90s sub-culture citizen but what s interesting about Heath
is that if you want to describe to someone what he actually
does there s simply no handy category that you can slot him

If you had to classify him, you could do worse than call him
an organiser of art events. Some of these take place online,
some of them in RL, most of them have something to do with
technology, though not all. One early event that hit the
headlines was his 1994 Kings Cross phone-in, when Heath
distributed the numbers of the telephone kiosks around Kings
Cross station using the Internet and asked whoever found
them to choose one, call it at a specific time and chat with
whoever picked up the phone. The incident was a resounding
success; at 6 pm one August afternoon, the are was
transformed into "a massive techno crowd dancing to the
sound of ringing telephones", according to Heath.

More recently, in collaboration with his mother an
ex-Greenham activist and bus driver he set up a bogus Glaxo
website which mimicked the real one and asked employees to
send in their pets for vivisection and experimentation.
Glaxo were alarmed enough to issue a public statement, and
have the offending site removed.

But why has this one-time graffiti artist and stained glass
window apprentice embraced the net? When I was on the street
I was always looking for new tools, and I was always looking
to do battle with the front-end though I hesitate to say the
front end of what, exactly. For me the real excitement of
the net was that it exposed many different types of people.
Also, the new medium gave someone like Heath who had little
or no resources - the chance to engage head on with
large-scale organisations. I've always attacked big things.
When I was a kid I always used to pick fights with people
that were bigger than me. I suppose I've carried on doing
it, though now I"m fighting multinationals, or large belief
systems. I grew up in Stevenage, too, which although it
seems very pleasant jobs, grass, good transport it is in
fact an incredibly violent place. It s to do with the
top-down plan of the whole place and all the areas are
designated, for example. I think that s where I got my
hatred of large forms. People think it's a shame that
there's no central body in London. I think that's great.

This year is the one in which Heath has really begun to get
recognition by the burgeoning European digital arts scene
that conference hops its way around the continent from one
year's end to the next. This is the year, he says, that net
art is going to be absorbed into electronic art in a big
way. But although his travel schedule is beginning to look
completely insane. Heath has been doing a bit of conference
organising of his own.

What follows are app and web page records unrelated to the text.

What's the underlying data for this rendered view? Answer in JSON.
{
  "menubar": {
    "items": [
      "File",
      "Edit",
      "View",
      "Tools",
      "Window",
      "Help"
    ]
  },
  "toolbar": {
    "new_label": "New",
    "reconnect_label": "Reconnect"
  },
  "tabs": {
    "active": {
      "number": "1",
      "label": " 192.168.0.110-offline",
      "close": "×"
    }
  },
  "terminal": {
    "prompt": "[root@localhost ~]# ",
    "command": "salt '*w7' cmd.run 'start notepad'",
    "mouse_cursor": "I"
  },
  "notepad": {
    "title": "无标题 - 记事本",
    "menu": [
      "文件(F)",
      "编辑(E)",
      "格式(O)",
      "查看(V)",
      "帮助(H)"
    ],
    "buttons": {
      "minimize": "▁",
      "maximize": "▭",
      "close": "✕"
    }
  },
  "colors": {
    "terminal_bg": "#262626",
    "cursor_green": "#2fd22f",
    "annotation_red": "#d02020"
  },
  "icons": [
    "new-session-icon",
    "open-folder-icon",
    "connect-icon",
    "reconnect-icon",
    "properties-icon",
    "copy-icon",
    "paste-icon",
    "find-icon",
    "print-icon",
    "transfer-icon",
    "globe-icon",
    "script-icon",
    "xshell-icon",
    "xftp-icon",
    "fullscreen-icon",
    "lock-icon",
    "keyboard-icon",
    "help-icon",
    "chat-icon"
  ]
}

Last year, pissed off with gatherings
like Digital Dreams, which cost thousands of pounds to stage
and gave no one access to any of the big names he put
together the Netmare conference (TK), were there was no
distinction between audience and speaker; at the moment, he
is organising a series of informal lecture meetings called
Anti with E at the Backspace cyberlounge in Winchester
Wharf. Already, though, Heath sees the possibilities for
staging really challenging events on the net decreasing. All
those things which the Net initially exposed are now being
covered over. The real form of control is not police
confiscating servers but financial dictates. The potential
for different possibilities is being diminished by money.
For example, a lot of people who used to do challenging work
are business people in their own right now and this is
effectively a form of self-censorship. Also, and this is
only a suspicion, but a strong one, search engines are
beginning to deliberately ignore certain kinds of content.
The sites of, to take one case, were refused by
Yahoo because they were meaningless by Yahoos standards.

With this in mind, Heath is dreaming up ways to sabotage
other technologies like CCTV and marketing databases. But he
is not going to go around smashing cameras that's not his
style: by smashing cameras you only reinforced the system.
You need to get people to begin to doubt the system. That's
what I do - I create disbelief. The idea is to introduce bad
data into such systems using techniques of illusion, so that
they cease to become trustworthy - optical illusions for
cameras, inconsistencies and false identities for the
databases. Will it work? Judge for yourself: Heath is
demonstating his new techniques in Lancaster in June; for
details, see his website

James Flint